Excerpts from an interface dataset

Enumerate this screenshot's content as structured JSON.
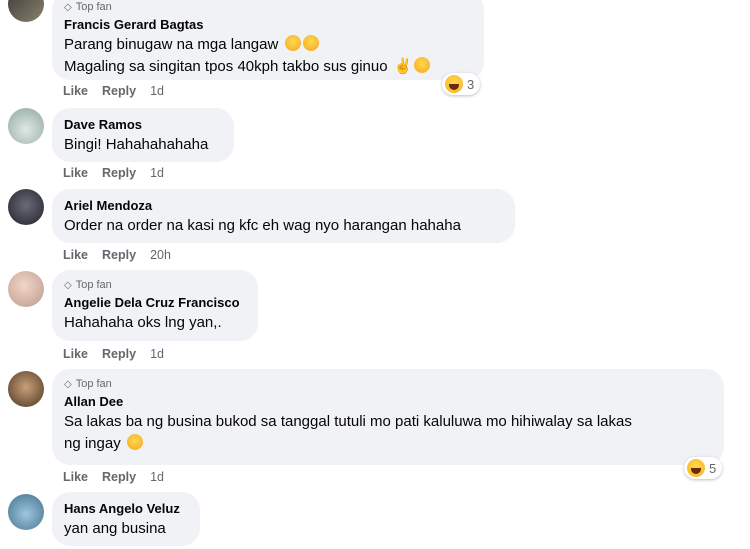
{
  "comments": [
    {
      "top_fan": "Top fan",
      "name": "Francis Gerard Bagtas",
      "lines": [
        "Parang binugaw na mga langaw",
        "Magaling sa singitan tpos 40kph takbo sus ginuo"
      ],
      "like": "Like",
      "reply": "Reply",
      "time": "1d",
      "reaction_count": "3"
    },
    {
      "name": "Dave Ramos",
      "lines": [
        "Bingi! Hahahahahaha"
      ],
      "like": "Like",
      "reply": "Reply",
      "time": "1d"
    },
    {
      "name": "Ariel Mendoza",
      "lines": [
        "Order na order na kasi ng kfc eh wag nyo harangan hahaha"
      ],
      "like": "Like",
      "reply": "Reply",
      "time": "20h"
    },
    {
      "top_fan": "Top fan",
      "name": "Angelie Dela Cruz Francisco",
      "lines": [
        "Hahahaha oks lng yan,."
      ],
      "like": "Like",
      "reply": "Reply",
      "time": "1d"
    },
    {
      "top_fan": "Top fan",
      "name": "Allan Dee",
      "lines": [
        "Sa lakas ba ng busina bukod sa tanggal tutuli mo pati kaluluwa mo hihiwalay sa lakas",
        "ng ingay"
      ],
      "like": "Like",
      "reply": "Reply",
      "time": "1d",
      "reaction_count": "5"
    },
    {
      "name": "Hans Angelo Veluz",
      "lines": [
        "yan ang busina"
      ]
    }
  ],
  "colors": {
    "bubble": "#f0f2f5",
    "meta": "#65676b",
    "text": "#050505"
  }
}
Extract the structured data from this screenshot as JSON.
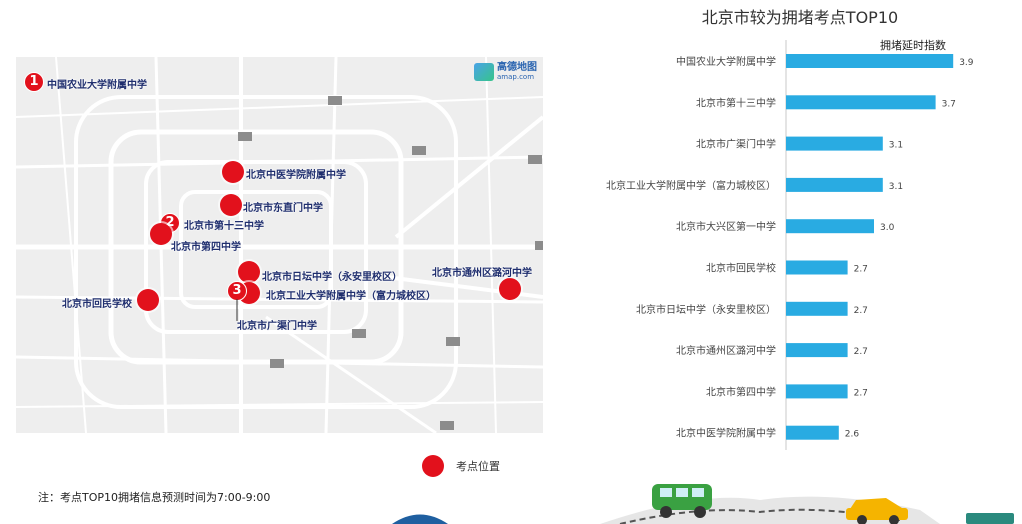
{
  "map": {
    "logo_name": "高德地图",
    "logo_sub": "amap.com",
    "markers": [
      {
        "name": "中国农业大学附属中学",
        "rank": "1"
      },
      {
        "name": "北京中医学院附属中学"
      },
      {
        "name": "北京市东直门中学"
      },
      {
        "name": "北京市第十三中学",
        "rank": "2"
      },
      {
        "name": "北京市第四中学"
      },
      {
        "name": "北京市日坛中学（永安里校区）"
      },
      {
        "name": "北京工业大学附属中学（富力城校区）",
        "rank": "3"
      },
      {
        "name": "北京市广渠门中学"
      },
      {
        "name": "北京市回民学校"
      },
      {
        "name": "北京市通州区潞河中学"
      }
    ]
  },
  "legend": {
    "label": "考点位置",
    "color": "#e2111c"
  },
  "note": "注：考点TOP10拥堵信息预测时间为7:00-9:00",
  "chart_data": {
    "type": "bar",
    "orientation": "horizontal",
    "title": "北京市较为拥堵考点TOP10",
    "series_label": "拥堵延时指数",
    "bar_color": "#29abe2",
    "categories": [
      "中国农业大学附属中学",
      "北京市第十三中学",
      "北京市广渠门中学",
      "北京工业大学附属中学（富力城校区）",
      "北京市大兴区第一中学",
      "北京市回民学校",
      "北京市日坛中学（永安里校区）",
      "北京市通州区潞河中学",
      "北京市第四中学",
      "北京中医学院附属中学"
    ],
    "values": [
      3.9,
      3.7,
      3.1,
      3.1,
      3.0,
      2.7,
      2.7,
      2.7,
      2.7,
      2.6
    ],
    "value_labels": [
      "3.9",
      "3.7",
      "3.1",
      "3.1",
      "3.0",
      "2.7",
      "2.7",
      "2.7",
      "2.7",
      "2.6"
    ],
    "xlim": [
      2.0,
      4.0
    ]
  }
}
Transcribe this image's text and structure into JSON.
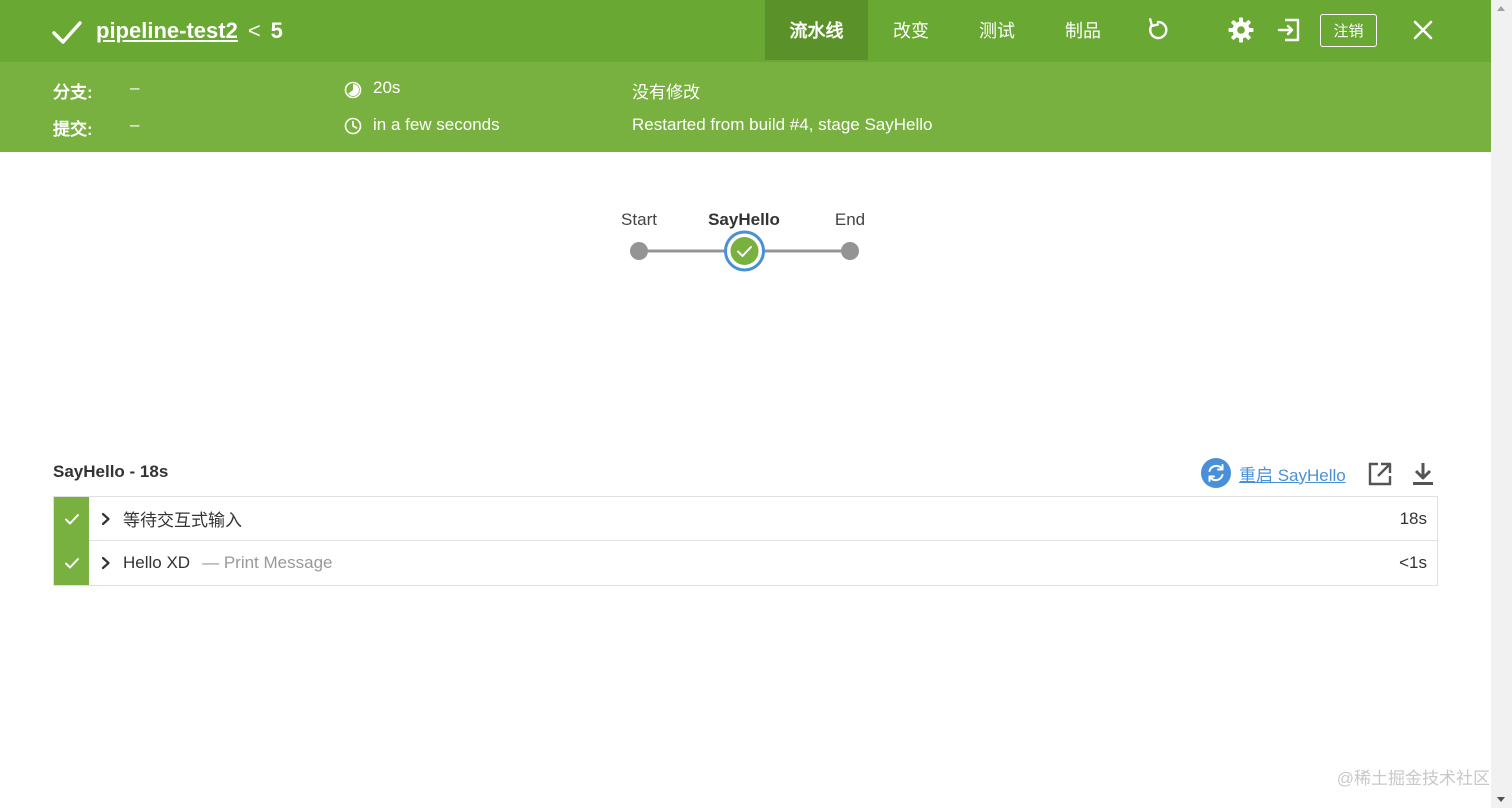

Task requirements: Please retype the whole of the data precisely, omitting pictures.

Your response:
Enumerate this screenshot's content as structured JSON.
{
  "comments": [
    {
      "top_fan": "Top fan",
      "name": "Francis Gerard Bagtas",
      "lines": [
        "Parang binugaw na mga langaw",
        "Magaling sa singitan tpos 40kph takbo sus ginuo"
      ],
      "like": "Like",
      "reply": "Reply",
      "time": "1d",
      "reaction_count": "3"
    },
    {
      "name": "Dave Ramos",
      "lines": [
        "Bingi! Hahahahahaha"
      ],
      "like": "Like",
      "reply": "Reply",
      "time": "1d"
    },
    {
      "name": "Ariel Mendoza",
      "lines": [
        "Order na order na kasi ng kfc eh wag nyo harangan hahaha"
      ],
      "like": "Like",
      "reply": "Reply",
      "time": "20h"
    },
    {
      "top_fan": "Top fan",
      "name": "Angelie Dela Cruz Francisco",
      "lines": [
        "Hahahaha oks lng yan,."
      ],
      "like": "Like",
      "reply": "Reply",
      "time": "1d"
    },
    {
      "top_fan": "Top fan",
      "name": "Allan Dee",
      "lines": [
        "Sa lakas ba ng busina bukod sa tanggal tutuli mo pati kaluluwa mo hihiwalay sa lakas",
        "ng ingay"
      ],
      "like": "Like",
      "reply": "Reply",
      "time": "1d",
      "reaction_count": "5"
    },
    {
      "name": "Hans Angelo Veluz",
      "lines": [
        "yan ang busina"
      ]
    }
  ],
  "colors": {
    "bubble": "#f0f2f5",
    "meta": "#65676b",
    "text": "#050505"
  }
}
Extract the structured data from this screenshot as JSON.
{
  "map": {
    "logo_name": "高德地图",
    "logo_sub": "amap.com",
    "markers": [
      {
        "name": "中国农业大学附属中学",
        "rank": "1"
      },
      {
        "name": "北京中医学院附属中学"
      },
      {
        "name": "北京市东直门中学"
      },
      {
        "name": "北京市第十三中学",
        "rank": "2"
      },
      {
        "name": "北京市第四中学"
      },
      {
        "name": "北京市日坛中学（永安里校区）"
      },
      {
        "name": "北京工业大学附属中学（富力城校区）",
        "rank": "3"
      },
      {
        "name": "北京市广渠门中学"
      },
      {
        "name": "北京市回民学校"
      },
      {
        "name": "北京市通州区潞河中学"
      }
    ]
  },
  "legend": {
    "label": "考点位置",
    "color": "#e2111c"
  },
  "note": "注：考点TOP10拥堵信息预测时间为7:00-9:00",
  "chart_data": {
    "type": "bar",
    "orientation": "horizontal",
    "title": "北京市较为拥堵考点TOP10",
    "series_label": "拥堵延时指数",
    "bar_color": "#29abe2",
    "categories": [
      "中国农业大学附属中学",
      "北京市第十三中学",
      "北京市广渠门中学",
      "北京工业大学附属中学（富力城校区）",
      "北京市大兴区第一中学",
      "北京市回民学校",
      "北京市日坛中学（永安里校区）",
      "北京市通州区潞河中学",
      "北京市第四中学",
      "北京中医学院附属中学"
    ],
    "values": [
      3.9,
      3.7,
      3.1,
      3.1,
      3.0,
      2.7,
      2.7,
      2.7,
      2.7,
      2.6
    ],
    "value_labels": [
      "3.9",
      "3.7",
      "3.1",
      "3.1",
      "3.0",
      "2.7",
      "2.7",
      "2.7",
      "2.7",
      "2.6"
    ],
    "xlim": [
      2.0,
      4.0
    ]
  }
}
Transcribe this image's text and structure into JSON.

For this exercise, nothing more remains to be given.